═══ DATA RECORDS ═══

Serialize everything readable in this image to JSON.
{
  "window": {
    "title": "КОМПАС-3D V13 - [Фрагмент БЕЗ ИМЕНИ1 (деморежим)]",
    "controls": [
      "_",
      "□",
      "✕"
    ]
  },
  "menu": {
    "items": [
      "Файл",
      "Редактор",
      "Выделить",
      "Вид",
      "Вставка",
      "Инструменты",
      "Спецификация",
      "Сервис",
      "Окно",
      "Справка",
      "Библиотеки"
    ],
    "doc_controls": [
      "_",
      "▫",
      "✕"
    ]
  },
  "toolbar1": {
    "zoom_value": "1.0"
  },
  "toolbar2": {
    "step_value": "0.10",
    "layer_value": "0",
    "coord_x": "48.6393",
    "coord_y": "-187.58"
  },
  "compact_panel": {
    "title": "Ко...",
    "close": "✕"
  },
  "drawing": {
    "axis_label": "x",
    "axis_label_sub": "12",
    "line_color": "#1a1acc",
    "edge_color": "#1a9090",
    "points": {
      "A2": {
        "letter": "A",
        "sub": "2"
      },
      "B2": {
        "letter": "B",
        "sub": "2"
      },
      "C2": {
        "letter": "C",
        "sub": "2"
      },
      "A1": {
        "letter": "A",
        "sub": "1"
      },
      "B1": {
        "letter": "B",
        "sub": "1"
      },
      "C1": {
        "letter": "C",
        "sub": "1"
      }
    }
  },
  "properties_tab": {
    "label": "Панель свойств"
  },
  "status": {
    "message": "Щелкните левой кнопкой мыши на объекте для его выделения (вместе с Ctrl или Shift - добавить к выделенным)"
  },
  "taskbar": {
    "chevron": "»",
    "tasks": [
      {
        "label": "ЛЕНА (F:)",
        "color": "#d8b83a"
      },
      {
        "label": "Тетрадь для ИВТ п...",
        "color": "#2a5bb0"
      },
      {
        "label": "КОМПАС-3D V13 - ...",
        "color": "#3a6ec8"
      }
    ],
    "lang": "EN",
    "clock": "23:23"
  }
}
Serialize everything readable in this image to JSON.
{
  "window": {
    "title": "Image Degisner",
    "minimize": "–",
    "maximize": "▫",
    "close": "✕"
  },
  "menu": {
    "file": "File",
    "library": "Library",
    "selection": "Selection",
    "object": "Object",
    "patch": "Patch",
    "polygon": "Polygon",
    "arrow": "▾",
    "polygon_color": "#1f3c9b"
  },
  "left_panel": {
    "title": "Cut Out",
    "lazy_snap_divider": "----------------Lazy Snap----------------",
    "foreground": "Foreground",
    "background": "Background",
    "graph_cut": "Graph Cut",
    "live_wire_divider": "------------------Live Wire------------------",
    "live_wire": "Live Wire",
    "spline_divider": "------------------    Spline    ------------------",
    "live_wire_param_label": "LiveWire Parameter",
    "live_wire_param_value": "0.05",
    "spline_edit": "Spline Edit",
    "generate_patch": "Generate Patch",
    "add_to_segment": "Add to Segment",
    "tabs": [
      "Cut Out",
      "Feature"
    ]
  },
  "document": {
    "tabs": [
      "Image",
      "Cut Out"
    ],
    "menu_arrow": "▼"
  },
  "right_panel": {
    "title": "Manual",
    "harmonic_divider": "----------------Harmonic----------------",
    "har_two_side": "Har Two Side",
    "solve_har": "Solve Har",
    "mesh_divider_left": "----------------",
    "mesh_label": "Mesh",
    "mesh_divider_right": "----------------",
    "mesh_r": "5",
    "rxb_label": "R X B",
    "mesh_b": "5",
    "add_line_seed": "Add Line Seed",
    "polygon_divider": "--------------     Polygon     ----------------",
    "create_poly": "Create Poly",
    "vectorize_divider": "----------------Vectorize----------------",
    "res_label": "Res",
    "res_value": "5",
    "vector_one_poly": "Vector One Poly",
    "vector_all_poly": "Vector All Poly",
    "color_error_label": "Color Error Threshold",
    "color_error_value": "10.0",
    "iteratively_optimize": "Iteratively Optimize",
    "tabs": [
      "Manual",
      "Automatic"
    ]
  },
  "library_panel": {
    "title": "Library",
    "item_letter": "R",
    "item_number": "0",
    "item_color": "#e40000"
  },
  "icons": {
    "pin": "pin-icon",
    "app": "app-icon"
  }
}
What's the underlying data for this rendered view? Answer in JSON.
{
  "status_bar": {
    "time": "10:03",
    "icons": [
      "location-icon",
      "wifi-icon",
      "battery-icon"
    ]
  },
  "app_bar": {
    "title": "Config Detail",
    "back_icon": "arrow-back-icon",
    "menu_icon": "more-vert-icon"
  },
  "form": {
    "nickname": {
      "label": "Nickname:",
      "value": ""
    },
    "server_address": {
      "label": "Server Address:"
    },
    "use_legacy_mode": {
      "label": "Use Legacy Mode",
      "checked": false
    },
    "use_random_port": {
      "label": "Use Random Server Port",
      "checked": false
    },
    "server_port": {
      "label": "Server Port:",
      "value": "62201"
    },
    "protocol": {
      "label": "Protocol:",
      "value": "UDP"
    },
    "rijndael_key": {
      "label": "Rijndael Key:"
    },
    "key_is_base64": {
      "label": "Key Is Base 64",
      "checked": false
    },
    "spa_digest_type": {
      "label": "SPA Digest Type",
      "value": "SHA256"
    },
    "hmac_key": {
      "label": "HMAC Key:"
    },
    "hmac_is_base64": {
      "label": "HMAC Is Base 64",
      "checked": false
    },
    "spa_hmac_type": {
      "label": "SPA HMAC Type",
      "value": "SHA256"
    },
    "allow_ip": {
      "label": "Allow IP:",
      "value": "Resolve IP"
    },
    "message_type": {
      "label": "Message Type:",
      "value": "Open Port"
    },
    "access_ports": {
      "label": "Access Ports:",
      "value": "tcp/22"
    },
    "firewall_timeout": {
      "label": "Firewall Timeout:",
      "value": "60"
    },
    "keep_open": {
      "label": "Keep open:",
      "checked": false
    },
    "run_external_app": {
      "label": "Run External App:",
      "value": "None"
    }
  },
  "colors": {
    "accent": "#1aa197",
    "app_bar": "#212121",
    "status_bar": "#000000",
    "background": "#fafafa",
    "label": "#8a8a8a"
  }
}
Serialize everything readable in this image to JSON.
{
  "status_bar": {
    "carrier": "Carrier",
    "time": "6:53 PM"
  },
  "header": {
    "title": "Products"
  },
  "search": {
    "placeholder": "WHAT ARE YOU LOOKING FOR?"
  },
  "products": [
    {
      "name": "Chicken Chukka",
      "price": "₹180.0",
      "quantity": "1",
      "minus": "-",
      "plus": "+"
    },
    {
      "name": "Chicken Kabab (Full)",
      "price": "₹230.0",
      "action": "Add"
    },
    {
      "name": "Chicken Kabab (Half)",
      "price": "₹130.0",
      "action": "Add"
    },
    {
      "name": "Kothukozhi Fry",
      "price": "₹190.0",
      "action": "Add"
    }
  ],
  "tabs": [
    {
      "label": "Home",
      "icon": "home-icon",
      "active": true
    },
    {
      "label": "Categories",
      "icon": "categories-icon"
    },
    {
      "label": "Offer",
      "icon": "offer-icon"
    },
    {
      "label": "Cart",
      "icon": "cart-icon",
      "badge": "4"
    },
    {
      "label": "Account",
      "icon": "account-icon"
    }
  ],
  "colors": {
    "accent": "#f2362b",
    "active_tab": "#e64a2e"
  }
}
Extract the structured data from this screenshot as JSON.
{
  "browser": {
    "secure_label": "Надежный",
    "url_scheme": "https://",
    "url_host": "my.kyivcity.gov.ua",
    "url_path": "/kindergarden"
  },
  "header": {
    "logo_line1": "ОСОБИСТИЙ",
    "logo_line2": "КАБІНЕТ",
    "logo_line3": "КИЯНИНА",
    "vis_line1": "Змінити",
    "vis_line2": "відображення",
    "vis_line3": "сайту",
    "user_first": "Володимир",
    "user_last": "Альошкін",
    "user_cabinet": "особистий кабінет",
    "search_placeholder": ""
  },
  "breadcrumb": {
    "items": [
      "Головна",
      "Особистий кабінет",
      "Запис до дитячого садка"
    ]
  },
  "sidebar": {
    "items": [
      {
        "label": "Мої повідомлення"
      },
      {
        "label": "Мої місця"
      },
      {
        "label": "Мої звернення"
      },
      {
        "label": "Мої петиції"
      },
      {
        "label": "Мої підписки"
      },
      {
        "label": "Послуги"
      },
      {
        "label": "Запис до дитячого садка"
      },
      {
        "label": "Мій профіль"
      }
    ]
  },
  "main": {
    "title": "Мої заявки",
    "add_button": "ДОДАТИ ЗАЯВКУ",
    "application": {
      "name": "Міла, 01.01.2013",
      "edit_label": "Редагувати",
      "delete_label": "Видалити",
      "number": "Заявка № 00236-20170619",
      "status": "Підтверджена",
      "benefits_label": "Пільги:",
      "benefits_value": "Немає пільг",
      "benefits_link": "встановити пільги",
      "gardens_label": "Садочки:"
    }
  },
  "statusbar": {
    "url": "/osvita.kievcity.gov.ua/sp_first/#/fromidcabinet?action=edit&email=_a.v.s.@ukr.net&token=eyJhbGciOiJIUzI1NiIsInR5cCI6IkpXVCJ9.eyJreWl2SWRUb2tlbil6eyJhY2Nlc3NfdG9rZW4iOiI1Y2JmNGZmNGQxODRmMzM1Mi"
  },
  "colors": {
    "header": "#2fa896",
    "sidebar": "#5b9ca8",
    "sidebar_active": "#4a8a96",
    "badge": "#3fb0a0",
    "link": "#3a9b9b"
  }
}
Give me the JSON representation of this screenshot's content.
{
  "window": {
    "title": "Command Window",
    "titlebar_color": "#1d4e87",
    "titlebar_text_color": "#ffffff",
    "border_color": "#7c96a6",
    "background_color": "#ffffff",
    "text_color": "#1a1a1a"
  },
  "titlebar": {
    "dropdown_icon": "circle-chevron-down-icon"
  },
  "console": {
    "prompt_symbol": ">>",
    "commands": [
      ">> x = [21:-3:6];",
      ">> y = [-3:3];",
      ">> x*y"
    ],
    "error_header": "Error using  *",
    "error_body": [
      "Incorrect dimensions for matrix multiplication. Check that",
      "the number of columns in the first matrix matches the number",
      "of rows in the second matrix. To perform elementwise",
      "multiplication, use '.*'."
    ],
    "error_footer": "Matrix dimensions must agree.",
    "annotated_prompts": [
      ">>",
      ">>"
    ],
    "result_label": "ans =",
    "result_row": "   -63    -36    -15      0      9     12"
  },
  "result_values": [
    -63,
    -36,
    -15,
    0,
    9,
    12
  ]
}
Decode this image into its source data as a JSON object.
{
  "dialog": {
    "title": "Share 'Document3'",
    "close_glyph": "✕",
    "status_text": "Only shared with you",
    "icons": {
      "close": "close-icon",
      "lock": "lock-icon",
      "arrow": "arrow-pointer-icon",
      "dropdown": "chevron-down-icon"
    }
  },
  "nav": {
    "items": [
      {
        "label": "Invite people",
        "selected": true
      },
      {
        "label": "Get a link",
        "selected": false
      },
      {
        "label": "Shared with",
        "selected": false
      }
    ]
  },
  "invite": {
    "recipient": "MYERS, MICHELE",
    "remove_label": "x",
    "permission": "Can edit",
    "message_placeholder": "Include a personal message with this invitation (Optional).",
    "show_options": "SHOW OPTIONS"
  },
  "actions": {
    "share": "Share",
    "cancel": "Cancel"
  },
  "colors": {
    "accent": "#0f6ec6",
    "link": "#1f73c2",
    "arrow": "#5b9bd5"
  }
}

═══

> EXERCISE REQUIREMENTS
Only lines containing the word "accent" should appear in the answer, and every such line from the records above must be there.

> ANSWER BOX
    "accent": "#1aa197",
    "accent": "#f2362b",
    "accent": "#0f6ec6",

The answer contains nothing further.